I'm taking requests for topics this November. God, I hope I don't regret that. Gardening questions? Recipe questions? Personal questions?  I promise to respond. I triple dog dare you.

Friday, November 09, 2012

Gardening fashion

Looking for a knitting project? May I suggest these. Actually, I think the hat may be felted? I suppose the red tipped Q-tip here is deadheading her azaleas, though reaching some of them with that wide collar and bell shaped sleeves and sweater bottom may make that difficult. But it looks like she's persevering.

Portlanders, get knitting.

Thursday, November 08, 2012

The fuchias are still hanging in there

Mme. Gadski, Bay Shore  (LOC)
Alas, I've stopped watering the hanging fuchsias, but they seem to have a mind of their own and just keep on blooming.
Aren't fuschias amazing?

Wednesday, November 07, 2012

And the dahlia played on

Dahlia as seen on November 6th
As seen on November 6th. Dahlias in our neighborhood are still blooming their little heads off.

Monday, November 05, 2012

Seeing a blogger I admire

Smitten Kitchen packs Powells
I suppose I've been more of a blog reader than a blogger myself lately. I have a handful of blogs I like to read. Actually, it's more than a handful, and when I have the time, I catch up on them. They range in topics from design to politics to gardening to food to weight loss/healthy living to folks who just have lovely points of view I enjoy reading. The topics have ranged over the years, and many blogs have been unsubscribed from when they've lost their voice, moved to prioritizing making money or getting popular with their blogs, or have just disappeared.

But one that's stayed steady in her voice and in my blog reader, is Smitten Kitchen. It's my go-to blog for spot-on recipes with flavors well balanced, and while I may visit when searching for a great holiday meal recipe, she also doles out great salads and vegetable based meals as well. Her broccoli salad is one of my favorites during the summer.

It was wonderful to see her in person tonight while on her book tour. Alas, her books were already sold out at Powells so I couldn't buy one, and the room was hot and packed with admirers (see photo above for proof), but it was great to see her personality in life, not just on screen. I think I might like her even more now.
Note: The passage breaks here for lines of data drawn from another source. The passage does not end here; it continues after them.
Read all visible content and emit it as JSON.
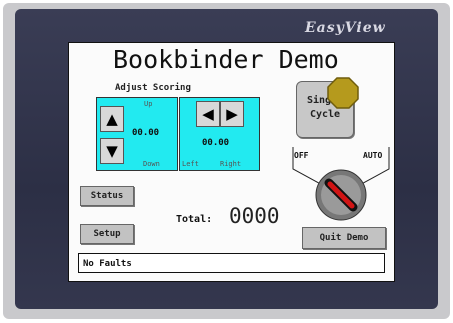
{
  "device": {
    "brand": "EasyView"
  },
  "screen": {
    "title": "Bookbinder Demo",
    "scoring": {
      "label": "Adjust Scoring",
      "vertical": {
        "top_label": "Up",
        "bottom_label": "Down",
        "value": "00.00"
      },
      "horizontal": {
        "value": "00.00",
        "left_label": "Left",
        "right_label": "Right"
      }
    },
    "single_cycle": {
      "line1": "Single",
      "line2": "Cycle"
    },
    "selector": {
      "off_label": "OFF",
      "auto_label": "AUTO",
      "position": "OFF"
    },
    "buttons": {
      "status": "Status",
      "setup": "Setup",
      "quit": "Quit Demo"
    },
    "total": {
      "label": "Total:",
      "value": "0000"
    },
    "status_message": "No Faults",
    "colors": {
      "panel": "#22eaf0",
      "indicator": "#b59a1d",
      "selector_handle": "#d11414"
    }
  }
}
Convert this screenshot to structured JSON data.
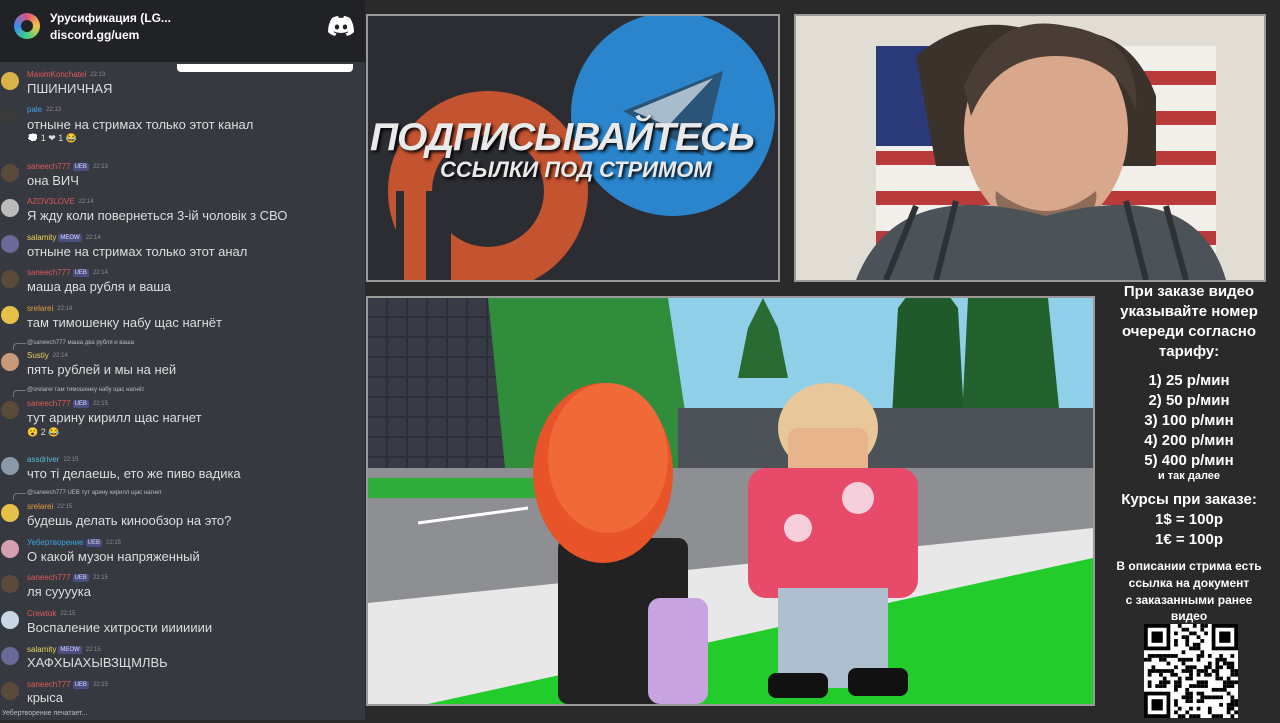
{
  "chat": {
    "server_name": "Урусификация (LG...",
    "server_link": "discord.gg/uem",
    "typing": "Уебертворение печатает...",
    "messages": [
      {
        "user": "MaximKonchatel",
        "time": "22:13",
        "text": "ПШИНИЧНАЯ",
        "color": "#e05a5a"
      },
      {
        "user": "pale",
        "time": "22:13",
        "text": "отныне  на стримах только этот канал",
        "color": "#3fa5e8",
        "reactions": "💭 1  ❤ 1  😂"
      },
      {
        "user": "saneech777",
        "tag": "UEB",
        "time": "22:13",
        "text": "она ВИЧ",
        "color": "#e05a5a"
      },
      {
        "user": "AZOV3LOVE",
        "time": "22:14",
        "text": "Я жду коли повернеться 3-ій чоловік з СВО",
        "color": "#e05a5a"
      },
      {
        "user": "salamity",
        "tag": "MEOW",
        "time": "22:14",
        "text": "отныне  на стримах только этот анал",
        "color": "#e8d65a"
      },
      {
        "user": "saneech777",
        "tag": "UEB",
        "time": "22:14",
        "text": "маша два рубля и ваша",
        "color": "#e05a5a"
      },
      {
        "user": "srelarei",
        "time": "22:14",
        "text": "там тимошенку набу щас нагнёт",
        "color": "#e0a040"
      },
      {
        "reply": "@saneech777 маша два рубля и ваша",
        "user": "Sustiy",
        "time": "22:14",
        "text": "пять рублей и мы на ней",
        "color": "#e8d65a"
      },
      {
        "reply": "@srelarei там тимошенку набу щас нагнёт",
        "user": "saneech777",
        "tag": "UEB",
        "time": "22:15",
        "text": "тут арину кирилл щас нагнет",
        "color": "#e05a5a",
        "reactions": "😮 2  😂"
      },
      {
        "user": "assdriver",
        "time": "22:15",
        "text": "что ті делаешь, ето же пиво вадика",
        "color": "#5ab8d8"
      },
      {
        "reply": "@saneech777 UEB тут арину кирилл щас нагнет",
        "user": "srelarei",
        "time": "22:15",
        "text": "будешь делать кинообзор на это?",
        "color": "#e0a040"
      },
      {
        "user": "Уебертворение",
        "tag": "UEB",
        "time": "22:15",
        "text": "О какой музон напряженный",
        "color": "#3fa5e8"
      },
      {
        "user": "saneech777",
        "tag": "UEB",
        "time": "22:15",
        "text": "ля суууука",
        "color": "#e05a5a"
      },
      {
        "user": "Crewtok",
        "time": "22:15",
        "text": "Воспаление хитрости иииииии",
        "color": "#e05a5a"
      },
      {
        "user": "salamity",
        "tag": "MEOW",
        "time": "22:15",
        "text": "ХАФХЫАХЫВЗЩМЛВЬ",
        "color": "#e8d65a"
      },
      {
        "user": "saneech777",
        "tag": "UEB",
        "time": "22:15",
        "text": "крыса",
        "color": "#e05a5a"
      }
    ]
  },
  "promo": {
    "title": "ПОДПИСЫВАЙТЕСЬ",
    "subtitle": "ССЫЛКИ ПОД СТРИМОМ"
  },
  "info": {
    "intro": [
      "При заказе видео",
      "указывайте номер",
      "очереди согласно",
      "тарифу:"
    ],
    "tariffs": [
      "1) 25 р/мин",
      "2) 50 р/мин",
      "3) 100 р/мин",
      "4) 200 р/мин",
      "5) 400 р/мин"
    ],
    "etc": "и так далее",
    "rates_title": "Курсы при заказе:",
    "rates": [
      "1$ = 100р",
      "1€ = 100р"
    ],
    "note": [
      "В описании стрима есть",
      "ссылка на документ",
      "с заказанными ранее",
      "видео"
    ]
  },
  "colors": {
    "chat_bg": "#36393f",
    "header_bg": "#202225",
    "accent": "#5865f2"
  }
}
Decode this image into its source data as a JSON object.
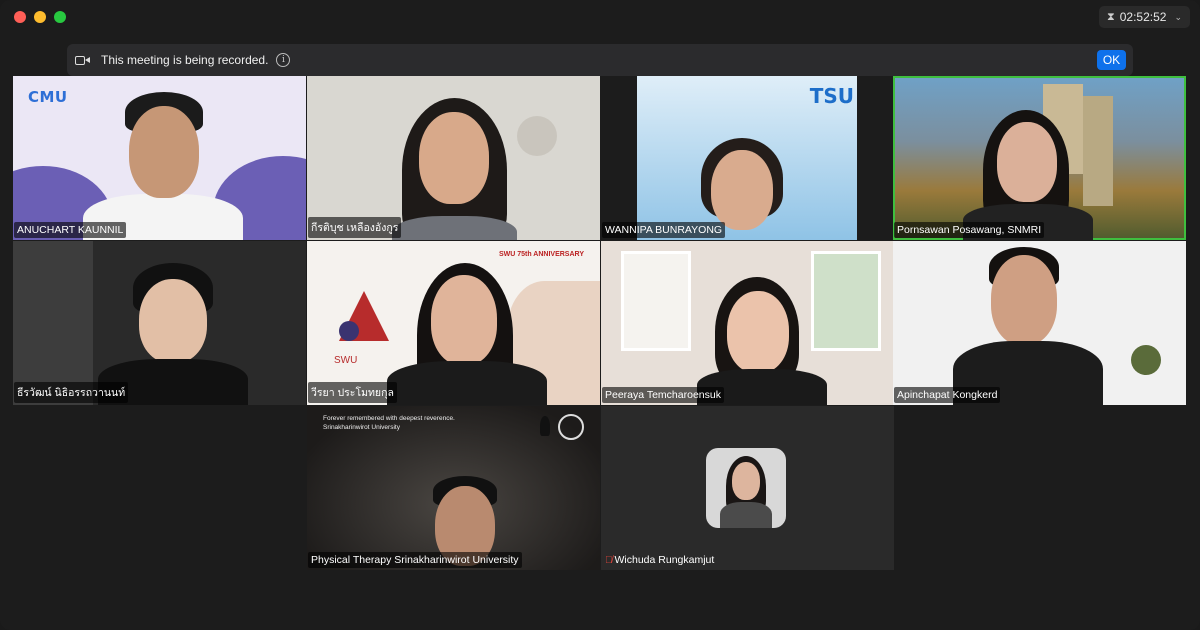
{
  "timer": {
    "elapsed": "02:52:52"
  },
  "recording_banner": {
    "message": "This meeting is being recorded.",
    "ok_label": "OK"
  },
  "participants": [
    {
      "name": "ANUCHART KAUNNIL",
      "logo": "CMU"
    },
    {
      "name": "กีรติบุช เหลืองอังกูร"
    },
    {
      "name": "WANNIPA BUNRAYONG",
      "logo": "TSU"
    },
    {
      "name": "Pornsawan Posawang, SNMRI"
    },
    {
      "name": "ธีรวัฒน์ นิธิอรรถวานนท์"
    },
    {
      "name": "วีรยา ประโมทยกุล",
      "banner": "SWU 75th ANNIVERSARY"
    },
    {
      "name": "Peeraya Temcharoensuk"
    },
    {
      "name": "Apinchapat Kongkerd"
    },
    {
      "name": "Physical Therapy Srinakharinwirot University",
      "banner_line1": "Forever remembered with deepest reverence.",
      "banner_line2": "Srinakharinwirot University"
    },
    {
      "name": "Wichuda Rungkamjut"
    }
  ],
  "colors": {
    "accent": "#0e71eb",
    "active_speaker": "#3fbf3f",
    "muted": "#e0443c"
  }
}
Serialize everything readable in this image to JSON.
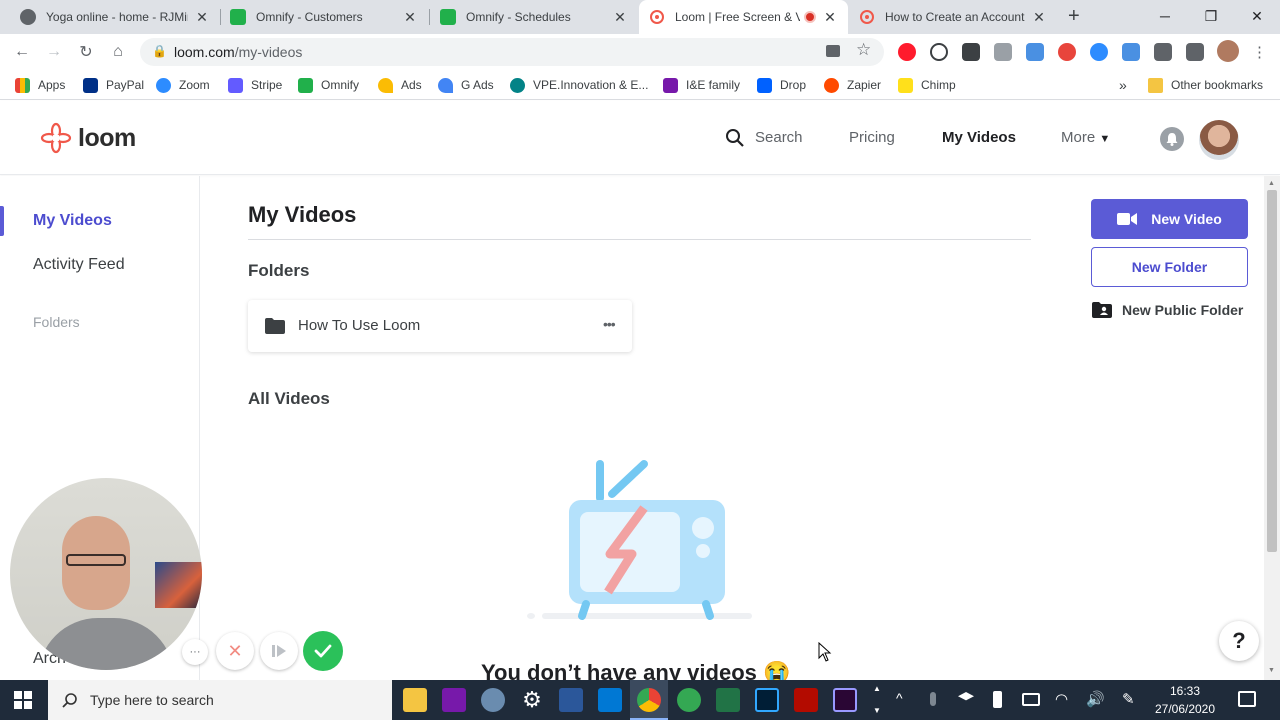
{
  "browser": {
    "tabs": [
      {
        "title": "Yoga online - home - RJMin",
        "active": false
      },
      {
        "title": "Omnify - Customers",
        "active": false
      },
      {
        "title": "Omnify - Schedules",
        "active": false
      },
      {
        "title": "Loom | Free Screen & V",
        "active": true
      },
      {
        "title": "How to Create an Account",
        "active": false
      }
    ],
    "url_host": "loom.com",
    "url_path": "/my-videos",
    "bookmarks": [
      {
        "label": "Apps",
        "color": "#ea4335"
      },
      {
        "label": "PayPal",
        "color": "#003087"
      },
      {
        "label": "Zoom",
        "color": "#2d8cff"
      },
      {
        "label": "Stripe",
        "color": "#635bff"
      },
      {
        "label": "Omnify",
        "color": "#21b04b"
      },
      {
        "label": "Ads",
        "color": "#fbbc04"
      },
      {
        "label": "G Ads",
        "color": "#4285f4"
      },
      {
        "label": "VPE.Innovation & E...",
        "color": "#038387"
      },
      {
        "label": "I&E family",
        "color": "#7719aa"
      },
      {
        "label": "Drop",
        "color": "#0061ff"
      },
      {
        "label": "Zapier",
        "color": "#ff4a00"
      },
      {
        "label": "Chimp",
        "color": "#ffe01b"
      }
    ],
    "overflow": "»",
    "other_bookmarks": "Other bookmarks"
  },
  "loom": {
    "logo": "loom",
    "nav": {
      "search": "Search",
      "pricing": "Pricing",
      "my_videos": "My Videos",
      "more": "More"
    },
    "sidebar": {
      "items": [
        {
          "label": "My Videos",
          "active": true
        },
        {
          "label": "Activity Feed",
          "active": false
        }
      ],
      "folders_heading": "Folders",
      "archive_partial": "Arch"
    },
    "main": {
      "title": "My Videos",
      "folders_heading": "Folders",
      "folder_name": "How To Use Loom",
      "folder_menu": "•••",
      "all_videos_heading": "All Videos",
      "empty_text": "You don’t have any videos 😭"
    },
    "actions": {
      "new_video": "New Video",
      "new_folder": "New Folder",
      "new_public_folder": "New Public Folder"
    },
    "help": "?",
    "recorder": {
      "more": "···"
    }
  },
  "taskbar": {
    "search_placeholder": "Type here to search",
    "time": "16:33",
    "date": "27/06/2020"
  },
  "colors": {
    "loom_brand": "#f0584a",
    "accent": "#5b5bd6",
    "taskbar": "#1f2b3a",
    "confirm_green": "#2bc15a"
  }
}
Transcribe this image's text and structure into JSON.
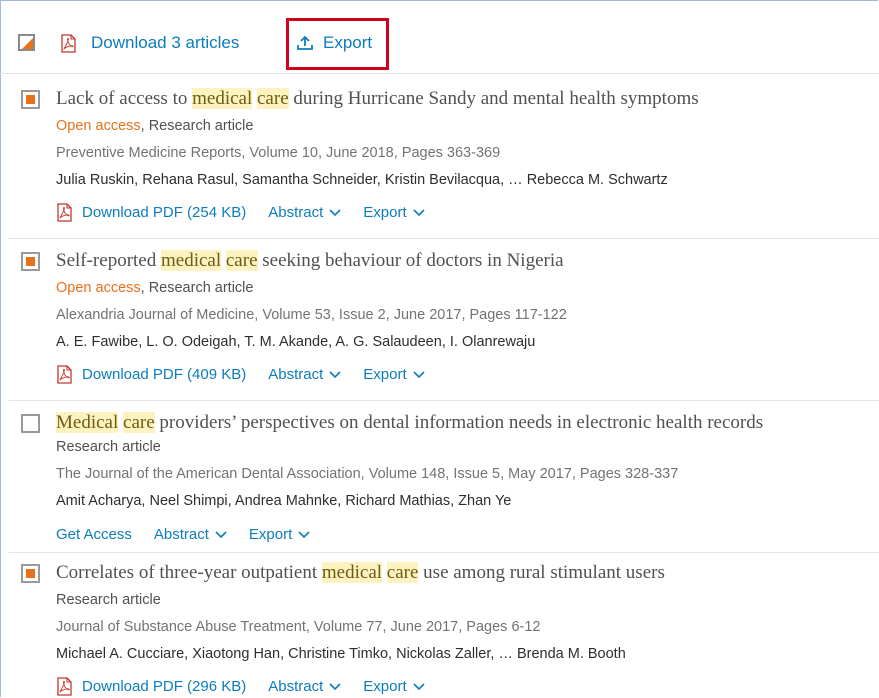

Here are some of my favorites from Smitten Kitchen:
Broccoli Slaw
Triple Berry Buttermilk Bundt Cake 
Her recent farro and butternut squash salad
Nectarine Galette